A celebrity custody battle over a 9-month-old baby has courts debating whether a fetus is a baby or a part of its mother’s body. The case in question asks whether a mother had the right to move across the country and away from the father while pregnant.
Bode Miller, alpine skiing Olympic gold-medalist, and Sara McKenna, former U.S. Marine and firefighter, had a brief relationship in 2012 from which McKenna became pregnant. Miller claimed McKenna moved from California to New York while pregnant to keep him out of his child’s life. McKenna said she moved across the country to attend Columbia University. She also said Miller initially showed no desire to be a part of the child’s life. According to Fox News, McKenna released a text message from Miller in June 2012 refusing to come to her ultrasound and saying, “U made this choice against my wish.”
But in November 2012, Miller changed his mind. He filed papers with the San Diego County Family Court claiming paternity for the child. Shortly thereafter, a pregnant McKenna left for New York.
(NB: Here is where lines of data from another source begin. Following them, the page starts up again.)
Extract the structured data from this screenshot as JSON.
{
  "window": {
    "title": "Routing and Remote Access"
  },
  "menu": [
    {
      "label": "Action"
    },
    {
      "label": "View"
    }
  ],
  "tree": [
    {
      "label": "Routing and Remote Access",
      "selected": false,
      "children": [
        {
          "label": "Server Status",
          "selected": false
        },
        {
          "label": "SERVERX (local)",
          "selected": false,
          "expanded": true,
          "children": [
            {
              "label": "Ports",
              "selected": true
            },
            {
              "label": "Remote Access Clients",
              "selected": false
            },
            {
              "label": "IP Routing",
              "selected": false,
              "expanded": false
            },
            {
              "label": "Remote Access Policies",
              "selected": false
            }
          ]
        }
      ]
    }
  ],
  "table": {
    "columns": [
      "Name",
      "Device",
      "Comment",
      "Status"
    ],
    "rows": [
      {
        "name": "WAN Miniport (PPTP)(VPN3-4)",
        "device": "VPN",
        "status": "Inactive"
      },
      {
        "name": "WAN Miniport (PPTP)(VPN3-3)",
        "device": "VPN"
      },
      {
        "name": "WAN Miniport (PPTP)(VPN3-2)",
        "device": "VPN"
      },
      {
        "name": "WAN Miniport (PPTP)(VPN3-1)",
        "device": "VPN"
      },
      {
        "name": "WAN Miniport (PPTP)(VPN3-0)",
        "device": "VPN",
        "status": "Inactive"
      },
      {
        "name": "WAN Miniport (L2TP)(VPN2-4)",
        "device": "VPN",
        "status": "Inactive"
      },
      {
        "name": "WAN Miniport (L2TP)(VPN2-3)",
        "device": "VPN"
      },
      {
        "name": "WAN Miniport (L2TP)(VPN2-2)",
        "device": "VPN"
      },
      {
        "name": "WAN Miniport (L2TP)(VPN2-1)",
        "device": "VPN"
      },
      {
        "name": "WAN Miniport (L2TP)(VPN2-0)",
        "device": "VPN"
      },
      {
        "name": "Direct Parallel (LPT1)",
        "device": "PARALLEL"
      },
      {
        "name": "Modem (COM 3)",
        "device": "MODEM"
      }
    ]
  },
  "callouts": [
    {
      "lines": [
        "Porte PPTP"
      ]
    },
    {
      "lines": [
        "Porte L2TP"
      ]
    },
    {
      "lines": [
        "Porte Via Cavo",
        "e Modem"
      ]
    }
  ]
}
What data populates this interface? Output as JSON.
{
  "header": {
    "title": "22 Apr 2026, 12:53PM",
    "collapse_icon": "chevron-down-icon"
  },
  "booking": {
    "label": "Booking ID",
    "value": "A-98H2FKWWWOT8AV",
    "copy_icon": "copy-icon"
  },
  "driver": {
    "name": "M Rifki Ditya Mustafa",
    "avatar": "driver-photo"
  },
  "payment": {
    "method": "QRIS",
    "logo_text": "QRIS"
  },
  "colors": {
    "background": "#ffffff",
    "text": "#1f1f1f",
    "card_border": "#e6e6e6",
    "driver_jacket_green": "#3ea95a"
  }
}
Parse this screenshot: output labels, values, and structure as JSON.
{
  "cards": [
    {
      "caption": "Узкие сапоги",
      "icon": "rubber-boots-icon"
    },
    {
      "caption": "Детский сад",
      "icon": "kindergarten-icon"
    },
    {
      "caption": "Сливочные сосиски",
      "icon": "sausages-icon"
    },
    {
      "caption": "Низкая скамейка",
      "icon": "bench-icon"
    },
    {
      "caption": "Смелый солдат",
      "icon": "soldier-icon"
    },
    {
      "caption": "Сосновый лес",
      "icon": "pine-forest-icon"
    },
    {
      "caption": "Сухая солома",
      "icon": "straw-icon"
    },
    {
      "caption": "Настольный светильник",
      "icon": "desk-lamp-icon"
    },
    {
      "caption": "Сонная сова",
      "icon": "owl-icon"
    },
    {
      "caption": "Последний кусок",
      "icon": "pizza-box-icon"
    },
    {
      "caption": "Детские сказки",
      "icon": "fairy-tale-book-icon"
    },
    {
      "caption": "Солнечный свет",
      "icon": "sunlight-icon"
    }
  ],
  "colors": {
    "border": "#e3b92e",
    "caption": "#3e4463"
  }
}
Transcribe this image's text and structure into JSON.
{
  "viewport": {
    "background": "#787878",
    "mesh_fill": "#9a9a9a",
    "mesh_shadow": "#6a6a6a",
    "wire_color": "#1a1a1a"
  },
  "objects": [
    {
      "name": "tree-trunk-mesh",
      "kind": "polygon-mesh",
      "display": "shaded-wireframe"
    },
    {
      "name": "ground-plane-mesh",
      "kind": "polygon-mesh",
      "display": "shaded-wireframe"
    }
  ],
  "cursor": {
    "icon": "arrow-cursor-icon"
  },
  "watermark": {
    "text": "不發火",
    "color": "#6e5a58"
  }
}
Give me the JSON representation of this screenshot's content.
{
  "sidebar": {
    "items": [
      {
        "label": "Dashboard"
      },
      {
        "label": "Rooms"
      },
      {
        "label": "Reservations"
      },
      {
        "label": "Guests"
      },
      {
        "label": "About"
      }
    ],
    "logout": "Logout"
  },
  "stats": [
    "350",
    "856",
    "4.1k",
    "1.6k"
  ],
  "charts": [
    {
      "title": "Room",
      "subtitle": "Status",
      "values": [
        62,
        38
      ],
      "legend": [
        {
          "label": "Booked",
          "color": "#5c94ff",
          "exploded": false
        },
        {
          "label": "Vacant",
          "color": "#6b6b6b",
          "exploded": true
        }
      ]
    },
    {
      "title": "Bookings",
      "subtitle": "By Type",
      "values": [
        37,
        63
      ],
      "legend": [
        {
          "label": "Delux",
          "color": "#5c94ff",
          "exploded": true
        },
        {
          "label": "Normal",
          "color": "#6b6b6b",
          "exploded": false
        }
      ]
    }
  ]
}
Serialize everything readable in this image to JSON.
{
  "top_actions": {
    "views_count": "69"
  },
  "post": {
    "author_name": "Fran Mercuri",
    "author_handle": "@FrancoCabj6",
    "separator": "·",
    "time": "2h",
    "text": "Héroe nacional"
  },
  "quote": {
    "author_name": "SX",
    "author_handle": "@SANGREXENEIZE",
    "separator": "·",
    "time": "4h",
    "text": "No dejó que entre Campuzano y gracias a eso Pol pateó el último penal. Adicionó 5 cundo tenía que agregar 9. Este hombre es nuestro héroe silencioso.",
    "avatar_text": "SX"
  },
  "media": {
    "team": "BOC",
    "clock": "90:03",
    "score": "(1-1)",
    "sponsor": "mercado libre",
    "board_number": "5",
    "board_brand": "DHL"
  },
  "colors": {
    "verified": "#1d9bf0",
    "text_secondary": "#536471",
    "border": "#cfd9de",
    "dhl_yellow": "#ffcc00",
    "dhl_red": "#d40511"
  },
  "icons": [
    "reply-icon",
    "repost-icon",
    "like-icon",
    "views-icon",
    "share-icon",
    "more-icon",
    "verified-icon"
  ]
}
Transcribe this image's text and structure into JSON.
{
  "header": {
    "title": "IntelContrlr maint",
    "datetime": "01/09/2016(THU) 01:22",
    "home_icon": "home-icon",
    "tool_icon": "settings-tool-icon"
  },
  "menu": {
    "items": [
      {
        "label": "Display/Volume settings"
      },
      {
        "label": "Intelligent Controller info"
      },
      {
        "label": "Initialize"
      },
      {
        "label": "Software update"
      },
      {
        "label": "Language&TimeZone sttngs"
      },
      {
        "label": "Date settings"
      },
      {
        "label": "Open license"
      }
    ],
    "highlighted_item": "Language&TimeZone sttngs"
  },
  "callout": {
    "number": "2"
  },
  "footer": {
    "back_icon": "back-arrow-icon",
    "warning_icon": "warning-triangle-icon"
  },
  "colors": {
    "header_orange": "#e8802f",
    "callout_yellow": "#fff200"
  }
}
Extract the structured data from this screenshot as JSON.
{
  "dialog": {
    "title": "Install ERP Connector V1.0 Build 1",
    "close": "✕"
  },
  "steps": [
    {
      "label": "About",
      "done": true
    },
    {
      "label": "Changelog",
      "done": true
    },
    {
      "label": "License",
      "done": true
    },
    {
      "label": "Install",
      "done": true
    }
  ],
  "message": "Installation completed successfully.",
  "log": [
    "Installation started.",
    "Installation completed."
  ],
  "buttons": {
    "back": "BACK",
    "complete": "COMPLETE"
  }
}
Days after her child’s birth, McKenna petitioned for temporary custody in New York, but New York family court attorney referee Fiordaliza Rodriguez sent the case back to California. Though she did not accuse McKenna of abduction, Rodriguez faulted McKenna for acting in her own best interest and not her son’s, who was still unborn, when she moved almost 3,000 miles away from his father.
“Her appropriation of the child while in utero was irresponsible, reprehensible,” wrote Rodriguez, and her “wrongful conduct must not be rewarded.” Soon after, a California court awarded temporary custody to Miller and his wife, professional volleyball player Morgan Beck, whom he married while McKenna was pregnant.
Various women’s advocacy and reproductive rights groups claimed the New York ruling denied McKenna her rights by restricting her from doing what she wanted with her body. Slate magazine senior editor Emily Bazelon said the case “treated a fetus as a child, for the purposes of a custody battle.” She concluded, “The old legal problem was deadbeat dads. The new one is fathers so eager to assert themselves that they run over women’s rights.”
In November, a New York appellate court reversed the former decision, sending the case back to a Manhattan family court that temporarily restored custody to McKenna. At a Dec. 9 hearing in New York, the couple agreed to share custody until a court date on March 31. Part of the agreement includes Miller taking the 9-month-old with him to the Winter Olympics in Sochi, Russia.
Lori Kehoe, executive director of New York State Right to Life, argues that pro-abortion groups want fathers to have all the responsibilities of fatherhood, but none of the rights.
“This case highlights a tragic inconsistency in our laws,” Kehoe said. “A father has rights and responsibilities when a mom chooses to give birth to their child, but he has no rights before his baby is born.... The pro-abortion position that the father should not have any concern over a mother taking his child away seems on a collision course with itself.”